One of my personal tips is to make the time to plan your shopping. Most of the time, I do my main shopping for a month. Because I don't drive, I try to plan it in time to have it delivered...for the main shop that I use, Tuesday and Wednesday are their cheap delivery days, and the cost of delivery is the same as me buying a Dayrider bus ticket. I start off by making a written list of what I'm going to need for the month. I then input it into a price comparison site. My site of choice is mysupermarket.co.uk. Something that I've realised is that not all of the offers are on there, so, once it shows me which shop will be cheaper, I go to that shop's proper website to double check all of the offers and finalise my shop and delivery. It may seem convoluted and awkward, but I save anywhere from £10 to £30 by doing this. I try to do it so that over the remainder of the month I only really need to get fresh fruit and veg. Some people would say milk, but the Imp has goats milk, and we get it in the UHT boxes.

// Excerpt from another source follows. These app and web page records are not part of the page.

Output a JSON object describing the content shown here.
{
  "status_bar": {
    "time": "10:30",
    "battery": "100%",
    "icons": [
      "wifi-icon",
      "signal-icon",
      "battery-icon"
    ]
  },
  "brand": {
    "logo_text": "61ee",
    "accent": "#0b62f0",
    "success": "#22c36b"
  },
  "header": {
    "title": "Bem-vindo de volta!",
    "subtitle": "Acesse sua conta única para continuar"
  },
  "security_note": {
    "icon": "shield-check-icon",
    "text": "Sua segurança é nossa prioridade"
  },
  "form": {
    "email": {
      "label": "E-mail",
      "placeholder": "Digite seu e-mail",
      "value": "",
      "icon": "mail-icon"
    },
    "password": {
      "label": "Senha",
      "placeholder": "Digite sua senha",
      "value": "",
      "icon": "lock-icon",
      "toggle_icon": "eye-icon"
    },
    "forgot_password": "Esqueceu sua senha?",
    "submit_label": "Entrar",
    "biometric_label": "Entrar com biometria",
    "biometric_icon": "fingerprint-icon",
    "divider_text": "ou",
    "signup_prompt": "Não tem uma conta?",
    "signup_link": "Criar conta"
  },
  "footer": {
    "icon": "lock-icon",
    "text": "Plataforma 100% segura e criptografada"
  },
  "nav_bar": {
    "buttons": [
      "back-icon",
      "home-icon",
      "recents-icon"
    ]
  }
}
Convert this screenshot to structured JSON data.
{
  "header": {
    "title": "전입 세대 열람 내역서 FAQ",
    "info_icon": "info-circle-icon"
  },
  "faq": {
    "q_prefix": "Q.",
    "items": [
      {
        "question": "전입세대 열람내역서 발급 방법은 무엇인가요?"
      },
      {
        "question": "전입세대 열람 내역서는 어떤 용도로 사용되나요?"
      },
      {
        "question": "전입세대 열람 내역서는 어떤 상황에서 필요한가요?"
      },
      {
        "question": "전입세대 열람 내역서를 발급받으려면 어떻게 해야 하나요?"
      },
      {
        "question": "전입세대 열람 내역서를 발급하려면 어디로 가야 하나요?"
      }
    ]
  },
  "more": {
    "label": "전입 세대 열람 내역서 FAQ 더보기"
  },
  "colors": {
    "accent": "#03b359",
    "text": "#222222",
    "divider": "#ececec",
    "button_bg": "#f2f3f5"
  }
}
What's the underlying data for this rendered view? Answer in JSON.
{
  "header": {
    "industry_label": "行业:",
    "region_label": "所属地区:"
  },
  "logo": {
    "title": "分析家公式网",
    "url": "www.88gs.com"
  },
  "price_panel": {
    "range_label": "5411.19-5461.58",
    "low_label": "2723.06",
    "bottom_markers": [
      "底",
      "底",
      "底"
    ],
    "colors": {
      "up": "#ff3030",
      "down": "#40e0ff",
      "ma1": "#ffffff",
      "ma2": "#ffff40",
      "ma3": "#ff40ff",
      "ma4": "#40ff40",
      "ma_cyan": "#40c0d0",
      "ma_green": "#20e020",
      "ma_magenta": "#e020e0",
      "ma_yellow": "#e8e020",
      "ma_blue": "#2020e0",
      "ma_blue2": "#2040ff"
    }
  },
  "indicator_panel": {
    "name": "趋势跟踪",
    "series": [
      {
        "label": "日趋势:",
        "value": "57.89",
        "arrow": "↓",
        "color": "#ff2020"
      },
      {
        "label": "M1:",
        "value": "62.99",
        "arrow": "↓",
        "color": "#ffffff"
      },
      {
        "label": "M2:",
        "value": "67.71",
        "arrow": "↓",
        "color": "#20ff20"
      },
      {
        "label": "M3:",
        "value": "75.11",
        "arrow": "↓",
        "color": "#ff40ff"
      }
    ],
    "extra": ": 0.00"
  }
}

I know full well that I will feel much better once my house is back to rights, and now I've just about got the motivation to do it. Once my kitchen is back to rights, I'll be more motivated to get back to creative cooking, and making our own treats, which I haven't been in the mood for. Once I get everything else sorted, I won't feel so guilty when I stop to work on crafts or read my Kindle. I'll also be clearer to write the ritual that I desire to write for Lughnassahd, and maybe plan a feast for that and other upcoming celebrations.